[EXTRACTED RECORDS]

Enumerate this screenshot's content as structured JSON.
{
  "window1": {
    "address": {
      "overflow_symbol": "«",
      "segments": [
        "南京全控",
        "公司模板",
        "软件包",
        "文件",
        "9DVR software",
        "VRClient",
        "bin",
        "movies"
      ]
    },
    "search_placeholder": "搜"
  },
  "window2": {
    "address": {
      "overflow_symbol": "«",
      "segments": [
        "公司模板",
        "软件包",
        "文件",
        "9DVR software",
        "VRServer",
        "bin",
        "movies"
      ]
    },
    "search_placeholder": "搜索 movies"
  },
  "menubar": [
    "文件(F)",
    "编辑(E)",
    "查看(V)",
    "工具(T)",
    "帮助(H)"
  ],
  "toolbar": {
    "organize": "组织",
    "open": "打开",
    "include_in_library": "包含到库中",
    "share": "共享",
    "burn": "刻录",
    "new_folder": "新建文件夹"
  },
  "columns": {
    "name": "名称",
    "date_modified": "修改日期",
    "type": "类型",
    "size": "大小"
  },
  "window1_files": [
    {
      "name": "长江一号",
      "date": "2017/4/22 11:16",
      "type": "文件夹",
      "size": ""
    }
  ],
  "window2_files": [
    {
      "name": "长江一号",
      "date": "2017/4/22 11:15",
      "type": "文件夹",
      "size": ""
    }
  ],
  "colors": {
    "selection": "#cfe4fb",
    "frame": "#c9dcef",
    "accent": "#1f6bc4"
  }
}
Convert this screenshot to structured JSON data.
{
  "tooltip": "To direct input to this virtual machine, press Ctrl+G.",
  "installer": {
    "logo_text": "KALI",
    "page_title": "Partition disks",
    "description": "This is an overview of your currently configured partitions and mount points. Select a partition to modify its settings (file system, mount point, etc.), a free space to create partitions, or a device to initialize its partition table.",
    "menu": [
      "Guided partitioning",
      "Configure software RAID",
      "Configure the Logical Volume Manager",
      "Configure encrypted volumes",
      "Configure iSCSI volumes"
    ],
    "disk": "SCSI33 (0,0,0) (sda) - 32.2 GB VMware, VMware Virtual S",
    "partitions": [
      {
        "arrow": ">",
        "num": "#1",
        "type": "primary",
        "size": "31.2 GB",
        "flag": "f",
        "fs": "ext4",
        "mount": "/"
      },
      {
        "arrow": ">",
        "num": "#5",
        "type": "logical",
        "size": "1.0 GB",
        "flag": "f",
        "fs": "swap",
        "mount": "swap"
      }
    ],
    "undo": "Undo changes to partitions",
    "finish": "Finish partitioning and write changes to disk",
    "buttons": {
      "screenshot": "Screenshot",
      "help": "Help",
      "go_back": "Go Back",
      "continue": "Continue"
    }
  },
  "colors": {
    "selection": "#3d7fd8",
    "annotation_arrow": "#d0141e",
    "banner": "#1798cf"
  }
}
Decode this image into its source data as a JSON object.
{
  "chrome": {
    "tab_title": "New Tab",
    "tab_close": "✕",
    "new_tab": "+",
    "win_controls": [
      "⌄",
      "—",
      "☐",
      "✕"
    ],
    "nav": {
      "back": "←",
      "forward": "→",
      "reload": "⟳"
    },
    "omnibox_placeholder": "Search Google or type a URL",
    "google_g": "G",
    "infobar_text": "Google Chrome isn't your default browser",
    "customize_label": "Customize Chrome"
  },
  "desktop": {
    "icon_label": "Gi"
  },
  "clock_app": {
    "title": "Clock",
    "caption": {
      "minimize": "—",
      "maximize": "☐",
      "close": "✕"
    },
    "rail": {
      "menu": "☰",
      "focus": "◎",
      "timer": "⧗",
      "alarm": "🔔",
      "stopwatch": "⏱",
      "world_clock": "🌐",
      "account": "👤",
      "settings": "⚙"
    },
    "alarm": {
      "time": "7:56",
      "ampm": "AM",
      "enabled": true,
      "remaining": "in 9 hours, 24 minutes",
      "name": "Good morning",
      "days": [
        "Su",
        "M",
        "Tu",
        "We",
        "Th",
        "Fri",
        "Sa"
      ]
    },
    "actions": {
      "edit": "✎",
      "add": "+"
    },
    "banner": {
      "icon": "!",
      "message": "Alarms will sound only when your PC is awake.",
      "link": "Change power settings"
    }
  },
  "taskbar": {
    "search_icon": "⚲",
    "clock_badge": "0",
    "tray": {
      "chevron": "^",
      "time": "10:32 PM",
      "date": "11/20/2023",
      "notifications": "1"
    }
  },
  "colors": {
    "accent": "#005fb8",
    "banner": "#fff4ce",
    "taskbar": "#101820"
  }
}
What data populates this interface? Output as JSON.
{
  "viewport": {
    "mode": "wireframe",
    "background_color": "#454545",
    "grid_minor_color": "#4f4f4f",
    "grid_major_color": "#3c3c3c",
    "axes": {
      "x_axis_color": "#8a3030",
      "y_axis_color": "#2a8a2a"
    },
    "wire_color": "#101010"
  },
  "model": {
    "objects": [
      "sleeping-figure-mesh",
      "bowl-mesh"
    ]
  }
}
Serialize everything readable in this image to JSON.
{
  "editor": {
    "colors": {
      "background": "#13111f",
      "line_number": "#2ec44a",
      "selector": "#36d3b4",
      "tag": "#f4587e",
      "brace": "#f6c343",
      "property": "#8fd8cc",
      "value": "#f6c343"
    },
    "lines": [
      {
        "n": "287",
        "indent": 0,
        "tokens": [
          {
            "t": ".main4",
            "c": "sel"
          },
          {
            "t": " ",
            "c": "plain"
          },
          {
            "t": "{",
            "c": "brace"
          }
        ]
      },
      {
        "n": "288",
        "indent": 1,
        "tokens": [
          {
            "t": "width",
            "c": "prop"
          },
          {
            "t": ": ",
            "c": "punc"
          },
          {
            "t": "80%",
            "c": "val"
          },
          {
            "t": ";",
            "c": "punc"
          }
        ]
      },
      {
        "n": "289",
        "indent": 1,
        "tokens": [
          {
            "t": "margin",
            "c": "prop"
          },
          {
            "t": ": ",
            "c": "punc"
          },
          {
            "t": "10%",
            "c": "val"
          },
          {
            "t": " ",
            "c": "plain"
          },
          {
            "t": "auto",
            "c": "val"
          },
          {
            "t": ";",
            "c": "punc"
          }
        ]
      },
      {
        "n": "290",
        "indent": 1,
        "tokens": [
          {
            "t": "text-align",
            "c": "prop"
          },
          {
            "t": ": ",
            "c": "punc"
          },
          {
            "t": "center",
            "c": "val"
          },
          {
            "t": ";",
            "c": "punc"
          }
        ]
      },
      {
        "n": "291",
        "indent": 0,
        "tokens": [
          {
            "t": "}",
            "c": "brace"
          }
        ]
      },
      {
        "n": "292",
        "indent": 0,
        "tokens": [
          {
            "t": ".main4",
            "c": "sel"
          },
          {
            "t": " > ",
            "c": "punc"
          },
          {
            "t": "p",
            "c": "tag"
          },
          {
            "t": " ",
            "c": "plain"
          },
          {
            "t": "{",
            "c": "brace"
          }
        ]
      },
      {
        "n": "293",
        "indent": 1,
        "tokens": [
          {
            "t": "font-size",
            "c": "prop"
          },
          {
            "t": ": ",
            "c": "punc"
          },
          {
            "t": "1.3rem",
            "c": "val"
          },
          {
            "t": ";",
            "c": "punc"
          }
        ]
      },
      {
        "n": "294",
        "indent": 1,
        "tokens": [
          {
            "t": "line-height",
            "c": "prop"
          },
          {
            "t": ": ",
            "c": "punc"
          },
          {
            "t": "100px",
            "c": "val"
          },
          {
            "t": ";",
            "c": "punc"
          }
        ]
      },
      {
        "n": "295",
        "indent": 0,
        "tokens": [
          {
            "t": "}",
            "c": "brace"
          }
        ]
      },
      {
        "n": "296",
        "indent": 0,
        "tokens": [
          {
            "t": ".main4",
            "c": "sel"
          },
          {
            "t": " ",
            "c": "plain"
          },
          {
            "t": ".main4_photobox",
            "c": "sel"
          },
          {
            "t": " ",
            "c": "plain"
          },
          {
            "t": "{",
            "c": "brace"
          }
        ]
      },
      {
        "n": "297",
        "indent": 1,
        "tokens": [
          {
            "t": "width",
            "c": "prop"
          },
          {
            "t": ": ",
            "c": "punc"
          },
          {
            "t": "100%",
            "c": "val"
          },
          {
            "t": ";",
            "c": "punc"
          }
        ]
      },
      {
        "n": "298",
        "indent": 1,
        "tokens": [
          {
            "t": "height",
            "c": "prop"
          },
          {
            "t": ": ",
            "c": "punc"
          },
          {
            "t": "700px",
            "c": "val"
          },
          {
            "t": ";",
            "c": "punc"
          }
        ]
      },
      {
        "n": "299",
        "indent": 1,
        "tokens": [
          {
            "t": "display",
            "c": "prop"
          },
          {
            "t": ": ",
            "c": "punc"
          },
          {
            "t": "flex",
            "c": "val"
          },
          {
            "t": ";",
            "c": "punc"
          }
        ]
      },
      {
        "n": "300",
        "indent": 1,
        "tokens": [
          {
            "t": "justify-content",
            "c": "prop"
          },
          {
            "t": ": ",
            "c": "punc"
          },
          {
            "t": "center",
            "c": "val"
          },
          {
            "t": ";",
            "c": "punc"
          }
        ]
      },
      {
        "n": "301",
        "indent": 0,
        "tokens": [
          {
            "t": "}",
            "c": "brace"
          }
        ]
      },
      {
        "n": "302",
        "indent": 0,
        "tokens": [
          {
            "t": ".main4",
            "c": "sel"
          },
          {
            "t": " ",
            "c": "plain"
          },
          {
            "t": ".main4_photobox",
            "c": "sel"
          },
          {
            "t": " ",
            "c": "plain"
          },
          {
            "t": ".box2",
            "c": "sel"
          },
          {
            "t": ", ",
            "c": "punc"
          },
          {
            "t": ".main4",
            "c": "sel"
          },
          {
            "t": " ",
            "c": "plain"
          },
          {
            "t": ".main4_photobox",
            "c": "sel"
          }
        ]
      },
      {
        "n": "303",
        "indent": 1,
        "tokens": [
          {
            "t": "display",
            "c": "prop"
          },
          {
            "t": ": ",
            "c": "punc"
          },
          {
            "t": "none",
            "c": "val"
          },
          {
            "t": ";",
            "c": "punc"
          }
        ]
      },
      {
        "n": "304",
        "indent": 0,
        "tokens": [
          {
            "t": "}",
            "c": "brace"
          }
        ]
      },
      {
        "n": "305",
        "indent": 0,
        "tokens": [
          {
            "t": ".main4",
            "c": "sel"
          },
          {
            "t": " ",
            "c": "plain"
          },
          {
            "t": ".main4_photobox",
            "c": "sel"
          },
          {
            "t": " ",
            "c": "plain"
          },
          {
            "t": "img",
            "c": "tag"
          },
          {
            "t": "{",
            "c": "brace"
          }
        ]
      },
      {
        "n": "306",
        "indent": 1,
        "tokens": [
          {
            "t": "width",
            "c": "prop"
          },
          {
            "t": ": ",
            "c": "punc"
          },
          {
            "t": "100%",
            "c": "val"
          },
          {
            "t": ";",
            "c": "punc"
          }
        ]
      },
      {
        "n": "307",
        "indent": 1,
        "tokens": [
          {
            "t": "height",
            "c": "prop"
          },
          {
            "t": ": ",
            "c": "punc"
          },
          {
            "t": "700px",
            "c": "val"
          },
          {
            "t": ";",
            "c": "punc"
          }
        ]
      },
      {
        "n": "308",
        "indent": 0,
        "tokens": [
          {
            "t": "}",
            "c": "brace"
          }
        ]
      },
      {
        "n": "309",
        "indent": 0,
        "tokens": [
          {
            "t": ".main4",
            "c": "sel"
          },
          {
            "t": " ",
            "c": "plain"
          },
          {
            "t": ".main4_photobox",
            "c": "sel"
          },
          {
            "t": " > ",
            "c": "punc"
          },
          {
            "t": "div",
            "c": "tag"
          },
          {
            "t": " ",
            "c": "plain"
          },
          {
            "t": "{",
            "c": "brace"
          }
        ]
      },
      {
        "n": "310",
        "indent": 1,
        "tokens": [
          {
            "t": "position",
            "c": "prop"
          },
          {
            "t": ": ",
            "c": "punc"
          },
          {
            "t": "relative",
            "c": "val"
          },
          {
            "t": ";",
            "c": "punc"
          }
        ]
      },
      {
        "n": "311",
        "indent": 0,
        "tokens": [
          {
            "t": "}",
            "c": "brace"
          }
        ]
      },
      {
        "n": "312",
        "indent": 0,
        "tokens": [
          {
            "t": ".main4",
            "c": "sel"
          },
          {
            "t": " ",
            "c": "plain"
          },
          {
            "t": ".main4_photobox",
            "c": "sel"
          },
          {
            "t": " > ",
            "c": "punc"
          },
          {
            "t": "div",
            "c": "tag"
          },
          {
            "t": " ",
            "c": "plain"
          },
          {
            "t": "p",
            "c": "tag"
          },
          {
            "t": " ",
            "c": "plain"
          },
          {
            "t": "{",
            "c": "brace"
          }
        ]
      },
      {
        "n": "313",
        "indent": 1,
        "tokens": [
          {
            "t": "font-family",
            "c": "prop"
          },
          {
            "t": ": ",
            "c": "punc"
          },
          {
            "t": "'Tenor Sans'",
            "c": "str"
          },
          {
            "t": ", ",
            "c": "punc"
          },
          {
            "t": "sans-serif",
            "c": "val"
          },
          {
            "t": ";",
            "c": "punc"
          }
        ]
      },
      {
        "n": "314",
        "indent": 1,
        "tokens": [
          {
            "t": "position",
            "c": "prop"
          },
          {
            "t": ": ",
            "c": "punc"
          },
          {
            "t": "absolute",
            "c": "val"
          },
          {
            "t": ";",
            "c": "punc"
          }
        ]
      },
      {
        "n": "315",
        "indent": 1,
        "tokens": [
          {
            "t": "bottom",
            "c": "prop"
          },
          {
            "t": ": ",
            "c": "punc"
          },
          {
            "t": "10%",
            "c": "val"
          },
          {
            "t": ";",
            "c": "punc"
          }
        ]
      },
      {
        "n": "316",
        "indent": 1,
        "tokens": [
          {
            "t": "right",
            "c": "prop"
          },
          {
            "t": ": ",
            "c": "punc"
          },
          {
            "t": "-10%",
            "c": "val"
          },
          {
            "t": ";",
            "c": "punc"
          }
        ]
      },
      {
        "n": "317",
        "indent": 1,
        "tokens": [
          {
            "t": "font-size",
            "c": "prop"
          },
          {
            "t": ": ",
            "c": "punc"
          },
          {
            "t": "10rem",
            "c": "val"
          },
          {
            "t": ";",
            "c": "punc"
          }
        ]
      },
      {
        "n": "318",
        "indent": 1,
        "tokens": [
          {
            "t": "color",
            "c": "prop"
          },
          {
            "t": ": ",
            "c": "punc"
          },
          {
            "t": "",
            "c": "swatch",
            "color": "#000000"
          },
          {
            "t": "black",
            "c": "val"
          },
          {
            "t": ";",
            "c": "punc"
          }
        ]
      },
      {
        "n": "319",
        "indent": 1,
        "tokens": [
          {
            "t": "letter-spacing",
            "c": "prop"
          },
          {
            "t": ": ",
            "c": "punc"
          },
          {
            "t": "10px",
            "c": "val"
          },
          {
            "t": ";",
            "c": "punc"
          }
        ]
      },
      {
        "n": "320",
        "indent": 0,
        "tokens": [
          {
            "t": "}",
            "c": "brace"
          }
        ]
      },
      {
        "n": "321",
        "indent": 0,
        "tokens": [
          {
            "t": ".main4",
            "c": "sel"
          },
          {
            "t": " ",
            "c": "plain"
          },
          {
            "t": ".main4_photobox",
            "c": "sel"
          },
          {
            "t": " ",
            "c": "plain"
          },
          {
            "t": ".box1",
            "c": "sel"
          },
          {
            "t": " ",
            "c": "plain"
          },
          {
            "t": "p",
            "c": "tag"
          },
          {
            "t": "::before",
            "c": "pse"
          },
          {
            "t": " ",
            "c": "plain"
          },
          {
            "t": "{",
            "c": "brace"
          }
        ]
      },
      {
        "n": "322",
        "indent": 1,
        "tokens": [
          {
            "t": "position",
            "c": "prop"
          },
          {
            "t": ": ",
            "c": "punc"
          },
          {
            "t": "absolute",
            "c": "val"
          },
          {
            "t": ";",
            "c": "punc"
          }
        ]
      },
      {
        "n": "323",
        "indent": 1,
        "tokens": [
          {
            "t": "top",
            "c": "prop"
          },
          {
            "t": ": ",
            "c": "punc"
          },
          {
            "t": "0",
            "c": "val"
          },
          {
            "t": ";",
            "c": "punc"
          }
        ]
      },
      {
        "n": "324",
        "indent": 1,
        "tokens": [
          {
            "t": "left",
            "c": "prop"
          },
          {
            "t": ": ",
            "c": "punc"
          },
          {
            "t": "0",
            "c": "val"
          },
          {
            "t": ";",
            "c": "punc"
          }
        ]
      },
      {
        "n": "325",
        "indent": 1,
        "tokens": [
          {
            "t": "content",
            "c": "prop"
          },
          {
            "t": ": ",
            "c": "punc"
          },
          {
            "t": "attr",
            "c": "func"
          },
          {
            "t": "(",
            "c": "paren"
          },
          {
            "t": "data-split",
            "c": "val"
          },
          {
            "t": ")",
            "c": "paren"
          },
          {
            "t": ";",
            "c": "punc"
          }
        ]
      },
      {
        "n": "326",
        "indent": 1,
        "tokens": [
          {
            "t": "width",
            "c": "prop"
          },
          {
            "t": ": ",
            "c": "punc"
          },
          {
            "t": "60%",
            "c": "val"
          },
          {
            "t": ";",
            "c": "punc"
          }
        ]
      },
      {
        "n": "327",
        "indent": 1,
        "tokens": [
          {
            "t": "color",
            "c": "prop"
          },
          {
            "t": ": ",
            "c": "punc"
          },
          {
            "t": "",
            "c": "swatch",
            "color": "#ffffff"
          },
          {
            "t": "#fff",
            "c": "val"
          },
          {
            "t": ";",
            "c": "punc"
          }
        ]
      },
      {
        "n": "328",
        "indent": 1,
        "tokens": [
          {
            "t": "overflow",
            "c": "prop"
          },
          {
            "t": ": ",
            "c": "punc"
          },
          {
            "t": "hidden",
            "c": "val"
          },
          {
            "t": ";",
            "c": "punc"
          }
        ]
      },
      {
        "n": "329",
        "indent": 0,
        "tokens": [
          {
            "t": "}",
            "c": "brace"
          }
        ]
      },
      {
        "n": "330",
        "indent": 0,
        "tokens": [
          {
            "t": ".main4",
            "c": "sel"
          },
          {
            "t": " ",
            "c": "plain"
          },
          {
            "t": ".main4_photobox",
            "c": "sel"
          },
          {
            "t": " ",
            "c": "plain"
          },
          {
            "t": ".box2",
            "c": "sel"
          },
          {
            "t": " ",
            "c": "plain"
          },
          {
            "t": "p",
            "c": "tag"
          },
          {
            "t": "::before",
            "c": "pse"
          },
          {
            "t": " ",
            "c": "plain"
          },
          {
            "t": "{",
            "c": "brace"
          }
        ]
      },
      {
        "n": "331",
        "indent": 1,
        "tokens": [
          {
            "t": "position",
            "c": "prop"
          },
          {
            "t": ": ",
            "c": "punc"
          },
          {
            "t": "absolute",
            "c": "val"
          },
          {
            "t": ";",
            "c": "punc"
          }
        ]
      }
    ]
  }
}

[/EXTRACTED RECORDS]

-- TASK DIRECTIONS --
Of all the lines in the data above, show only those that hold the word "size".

-- FINISHED EXERCISE --
    "size": "大小"
      "size": ""
      "size": ""
        "size": "31.2 GB",
        "size": "1.0 GB",
            "t": "font-size",
            "t": "font-size",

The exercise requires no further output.